Today, we want to share our response to Australia’s proposed News Media Bargaining laws, following our submission to the Senate Committee.
When the first draft of the legislation was announced, it included a one-sided regulatory proposal that ignored the value that our platform brings to news organisations. Unfortunately, the latest version still fails to acknowledge the commercial and technical realities of how publishers use Facebook and the value we provide to them. Ultimately the legislation does not provide solutions that will help the news industry over the long-term.
Our investments in the news industry
We continue to work on creating a sustainable path for the news industry. In the last two years, we’ve reached commercial agreements and launched funding programs with 30 Australian news organisations and hundreds more around the world. Last year, we hoped to increase our investment in Australia with the expansion of Facebook News, but could only do so with the right rules in place.
While the Australian Government continues to discuss these rules, we’ve prioritised other countries for investment until we understand the impact of this proposed law. Later this month, we’ll launch Facebook News with leading national and local news organisations in the UK before expanding to France and Germany later this year. This was achieved through open, good faith commercial deal-making that reflects the value offered by Facebook without the need for binding arbitration.
How news works on Facebook
Publishers choose to share their content on Facebook, and in return, receive free distribution and the ability to better understand, develop and grow readers on their own websites and apps. This in turn helps them sell more subscriptions and bring in more advertising revenue. In fact, between January and November last year, we sent 4.7 billion clicks from News Feed to Australian news websites at no charge – a value exchange worth an estimated A$394 million to Australian publishers.
We also enter into commercial agreements with publishers to pay for new content made available on Facebook, and build customised tools to help them effectively monetise across our services. Between January to November 2020, these tools delivered A$5.4 million to Australian publishers from revenue share programs, such as In-Stream Ads.
Our concerns with Australia’s approach
We outline several areas of the law that remain unworkable in our submission.

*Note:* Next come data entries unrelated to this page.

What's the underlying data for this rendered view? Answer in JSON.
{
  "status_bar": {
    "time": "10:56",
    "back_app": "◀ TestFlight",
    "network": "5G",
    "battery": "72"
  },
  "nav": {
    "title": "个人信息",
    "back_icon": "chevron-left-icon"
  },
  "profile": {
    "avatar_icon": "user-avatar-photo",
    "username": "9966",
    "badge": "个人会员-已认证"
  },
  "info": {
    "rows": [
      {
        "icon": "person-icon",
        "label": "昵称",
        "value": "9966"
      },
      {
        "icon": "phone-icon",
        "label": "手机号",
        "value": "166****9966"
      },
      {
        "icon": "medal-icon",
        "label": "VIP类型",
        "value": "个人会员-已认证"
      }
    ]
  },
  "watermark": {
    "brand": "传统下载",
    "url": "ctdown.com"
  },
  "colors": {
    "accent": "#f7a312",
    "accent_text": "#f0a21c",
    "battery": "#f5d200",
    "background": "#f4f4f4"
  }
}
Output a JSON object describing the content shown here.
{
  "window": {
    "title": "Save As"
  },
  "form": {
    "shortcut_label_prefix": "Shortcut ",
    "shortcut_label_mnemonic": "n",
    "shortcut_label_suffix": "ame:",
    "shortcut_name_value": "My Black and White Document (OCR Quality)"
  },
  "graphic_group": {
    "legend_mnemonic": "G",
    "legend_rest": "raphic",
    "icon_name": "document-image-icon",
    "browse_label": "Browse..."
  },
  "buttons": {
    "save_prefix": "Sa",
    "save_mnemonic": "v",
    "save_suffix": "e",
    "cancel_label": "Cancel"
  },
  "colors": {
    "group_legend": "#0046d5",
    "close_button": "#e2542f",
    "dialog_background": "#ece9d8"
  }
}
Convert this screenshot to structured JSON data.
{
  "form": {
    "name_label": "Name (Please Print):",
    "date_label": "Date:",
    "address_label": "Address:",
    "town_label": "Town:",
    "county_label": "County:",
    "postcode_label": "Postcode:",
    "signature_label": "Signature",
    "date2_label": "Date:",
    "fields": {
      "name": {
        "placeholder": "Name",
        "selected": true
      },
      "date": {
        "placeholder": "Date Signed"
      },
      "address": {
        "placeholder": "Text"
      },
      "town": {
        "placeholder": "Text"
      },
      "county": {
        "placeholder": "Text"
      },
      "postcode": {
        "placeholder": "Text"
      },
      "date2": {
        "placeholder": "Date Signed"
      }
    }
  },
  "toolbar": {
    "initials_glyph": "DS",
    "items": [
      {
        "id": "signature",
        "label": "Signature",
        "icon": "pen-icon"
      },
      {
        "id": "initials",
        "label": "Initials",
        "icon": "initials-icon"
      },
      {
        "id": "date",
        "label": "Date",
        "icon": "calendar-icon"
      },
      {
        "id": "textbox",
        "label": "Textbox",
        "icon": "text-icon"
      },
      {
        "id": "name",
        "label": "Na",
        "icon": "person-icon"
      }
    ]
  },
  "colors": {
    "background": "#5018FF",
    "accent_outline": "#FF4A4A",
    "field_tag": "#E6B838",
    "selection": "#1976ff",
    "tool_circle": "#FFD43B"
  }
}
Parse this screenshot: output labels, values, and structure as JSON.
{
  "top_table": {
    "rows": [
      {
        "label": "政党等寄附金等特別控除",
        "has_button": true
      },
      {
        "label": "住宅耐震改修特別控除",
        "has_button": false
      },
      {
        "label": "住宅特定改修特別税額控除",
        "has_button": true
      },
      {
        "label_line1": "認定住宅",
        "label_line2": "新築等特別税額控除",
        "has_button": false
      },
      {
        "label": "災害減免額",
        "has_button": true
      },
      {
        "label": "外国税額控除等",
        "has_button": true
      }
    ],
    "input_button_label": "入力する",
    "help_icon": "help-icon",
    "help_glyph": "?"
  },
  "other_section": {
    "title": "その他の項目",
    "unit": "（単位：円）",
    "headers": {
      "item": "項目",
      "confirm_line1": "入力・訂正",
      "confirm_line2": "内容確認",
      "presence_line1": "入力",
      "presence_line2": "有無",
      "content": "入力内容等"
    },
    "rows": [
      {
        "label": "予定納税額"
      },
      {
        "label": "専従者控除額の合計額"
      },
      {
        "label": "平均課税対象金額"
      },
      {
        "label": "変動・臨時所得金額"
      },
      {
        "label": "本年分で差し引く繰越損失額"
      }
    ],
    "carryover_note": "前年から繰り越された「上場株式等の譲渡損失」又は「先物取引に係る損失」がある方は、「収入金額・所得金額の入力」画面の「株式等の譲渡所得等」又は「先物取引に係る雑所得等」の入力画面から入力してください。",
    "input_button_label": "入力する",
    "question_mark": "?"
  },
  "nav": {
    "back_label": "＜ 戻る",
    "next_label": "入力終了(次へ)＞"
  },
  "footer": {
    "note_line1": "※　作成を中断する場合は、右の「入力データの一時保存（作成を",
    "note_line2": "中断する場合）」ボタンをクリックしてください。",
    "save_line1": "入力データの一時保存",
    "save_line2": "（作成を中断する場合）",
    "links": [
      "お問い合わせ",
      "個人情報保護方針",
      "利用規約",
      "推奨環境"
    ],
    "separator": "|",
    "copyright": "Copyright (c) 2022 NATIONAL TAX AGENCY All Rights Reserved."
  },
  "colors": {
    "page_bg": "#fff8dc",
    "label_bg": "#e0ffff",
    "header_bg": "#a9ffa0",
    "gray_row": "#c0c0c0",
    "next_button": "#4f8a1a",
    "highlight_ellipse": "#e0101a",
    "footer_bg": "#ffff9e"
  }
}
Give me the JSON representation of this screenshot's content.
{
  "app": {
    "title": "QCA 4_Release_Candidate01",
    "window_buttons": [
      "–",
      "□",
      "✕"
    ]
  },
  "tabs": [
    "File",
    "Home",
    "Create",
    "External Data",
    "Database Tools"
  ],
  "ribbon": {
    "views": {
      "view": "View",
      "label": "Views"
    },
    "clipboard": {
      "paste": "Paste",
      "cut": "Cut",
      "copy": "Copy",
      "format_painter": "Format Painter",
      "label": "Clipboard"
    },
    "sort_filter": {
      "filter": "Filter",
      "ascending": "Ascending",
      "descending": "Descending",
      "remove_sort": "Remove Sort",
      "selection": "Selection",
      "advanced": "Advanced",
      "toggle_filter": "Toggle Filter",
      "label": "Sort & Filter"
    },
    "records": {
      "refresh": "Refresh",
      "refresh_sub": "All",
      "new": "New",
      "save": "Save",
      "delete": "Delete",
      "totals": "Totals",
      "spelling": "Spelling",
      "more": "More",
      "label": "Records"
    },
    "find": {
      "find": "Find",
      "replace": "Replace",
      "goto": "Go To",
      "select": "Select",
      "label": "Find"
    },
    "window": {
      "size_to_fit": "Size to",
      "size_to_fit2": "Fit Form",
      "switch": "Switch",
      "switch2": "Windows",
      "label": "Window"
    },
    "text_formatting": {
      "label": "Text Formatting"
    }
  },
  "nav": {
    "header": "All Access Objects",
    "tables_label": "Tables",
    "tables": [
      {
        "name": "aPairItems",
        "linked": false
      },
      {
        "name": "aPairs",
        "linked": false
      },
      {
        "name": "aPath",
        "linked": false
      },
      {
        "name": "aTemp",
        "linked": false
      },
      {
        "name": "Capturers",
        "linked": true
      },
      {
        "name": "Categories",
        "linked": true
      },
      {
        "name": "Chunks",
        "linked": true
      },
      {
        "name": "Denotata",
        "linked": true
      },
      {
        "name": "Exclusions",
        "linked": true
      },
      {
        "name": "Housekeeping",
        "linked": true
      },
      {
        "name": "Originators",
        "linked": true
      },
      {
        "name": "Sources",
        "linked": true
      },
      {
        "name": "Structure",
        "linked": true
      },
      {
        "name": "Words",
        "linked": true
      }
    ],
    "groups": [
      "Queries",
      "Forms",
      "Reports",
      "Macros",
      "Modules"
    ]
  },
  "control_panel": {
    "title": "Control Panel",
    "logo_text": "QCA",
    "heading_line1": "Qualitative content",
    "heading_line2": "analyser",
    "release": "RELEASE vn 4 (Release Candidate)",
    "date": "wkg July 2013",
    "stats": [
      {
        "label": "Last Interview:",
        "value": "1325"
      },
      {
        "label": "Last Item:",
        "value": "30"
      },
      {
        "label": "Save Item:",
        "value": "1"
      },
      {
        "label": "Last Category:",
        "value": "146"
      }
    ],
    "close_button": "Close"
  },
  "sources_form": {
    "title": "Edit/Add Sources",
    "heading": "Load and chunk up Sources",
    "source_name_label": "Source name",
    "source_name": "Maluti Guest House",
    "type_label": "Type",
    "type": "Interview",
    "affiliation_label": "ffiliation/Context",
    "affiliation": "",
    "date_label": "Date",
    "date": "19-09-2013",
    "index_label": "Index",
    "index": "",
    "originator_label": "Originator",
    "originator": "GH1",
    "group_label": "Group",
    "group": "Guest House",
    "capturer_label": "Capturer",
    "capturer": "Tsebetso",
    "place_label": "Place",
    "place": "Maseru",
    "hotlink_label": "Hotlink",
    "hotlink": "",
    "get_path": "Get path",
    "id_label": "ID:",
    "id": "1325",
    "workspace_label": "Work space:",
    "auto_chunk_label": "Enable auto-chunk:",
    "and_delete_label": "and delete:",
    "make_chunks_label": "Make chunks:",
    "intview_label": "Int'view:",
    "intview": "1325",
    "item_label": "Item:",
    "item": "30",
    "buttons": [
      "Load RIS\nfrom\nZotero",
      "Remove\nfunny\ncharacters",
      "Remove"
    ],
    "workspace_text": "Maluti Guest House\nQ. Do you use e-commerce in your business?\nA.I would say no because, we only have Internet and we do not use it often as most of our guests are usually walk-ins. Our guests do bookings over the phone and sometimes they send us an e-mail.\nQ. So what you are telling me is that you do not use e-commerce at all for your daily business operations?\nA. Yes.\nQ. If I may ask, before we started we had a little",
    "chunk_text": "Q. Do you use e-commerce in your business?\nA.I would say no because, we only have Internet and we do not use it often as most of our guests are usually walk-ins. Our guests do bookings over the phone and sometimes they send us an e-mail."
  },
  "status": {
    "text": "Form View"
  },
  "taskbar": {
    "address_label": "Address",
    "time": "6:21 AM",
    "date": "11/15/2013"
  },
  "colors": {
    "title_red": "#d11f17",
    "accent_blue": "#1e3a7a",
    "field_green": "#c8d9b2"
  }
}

Three leading issues, as currently written, are not parts of legislation we’d support in Australia, or any country:
- Mandating commercial arrangements with every single one of a large number of publishers regardless of the value they provide to the people who use our products
- A process that removes all autonomy to decide our commercial arrangements and uses binding arbitration to determine price over good-faith negotiations
- A non-differentiation clause that prevents us from offering commercial terms to certain publishers and changing how we display their content regardless of whether we agree a deal. This means that if one publisher is out, all Australian publishers need to be out.
Ultimately, the legislation still fails to address the original outcome it set out to achieve: to encourage genuine bargaining between news organisations and tech companies. Instead, it mandates that two digital platforms must enter into agreements with every eligible news organisation in Australia, regardless of the value we receive. It also prevents us from introducing new products unless we roll them out to everyone, which seriously inhibits our ability to bring Facebook News to Australia.
There’s no other law like this in Australia. No other business is forced into a highly uncertain binding arbitration process where the government decides who enters these agreements and forces payment from the provider of a free service. It also allows publishers to decide what they share on Facebook without setting any limits or caps on the volume of content we’re compelled to pay for.
In fact, the Australian Government itself estimates that at least 75 percent of bargaining processes will be forced to proceed to binding arbitration. This fails to achieve the original goal of encouraging genuine bargaining between both parties. Beyond that, it allows an estimated 100 to 200 broadly-defined eligible news organisations to make deals as individual mastheads and digital channels. This could expose Facebook to more than 1,000 standalone commercial arrangements depending on how publishers use our service.
The road ahead
Due to the complexities of this law, more work is needed to incentivise open commercial negotiations rather than an untested and unpredictable arbitration approach.
We believe that deals reflecting genuine commercial value from both publishers and Facebook can still be reached before applying serious penalties under the law. We urge the government to address the unworkable components of this law.
With the right rules in place, we will invest more money and expand our tools and programs to help news businesses adapt to the changing digital landscape and ensure our community sees news that is relevant and meaningful to them. Over the next three years, we will continue to support the global news ecosystem by investing hundreds of millions of dollars to expand the roll out of Facebook News, and launch new accelerator programs and subscription revenue products. We hope with changes to this legislation Australia will be part of this expansion.
We’ll continue to work with the Australian Government and Senate Committee to advocate for smart regulation that enables innovation and collaboration between digital platforms and news organisations..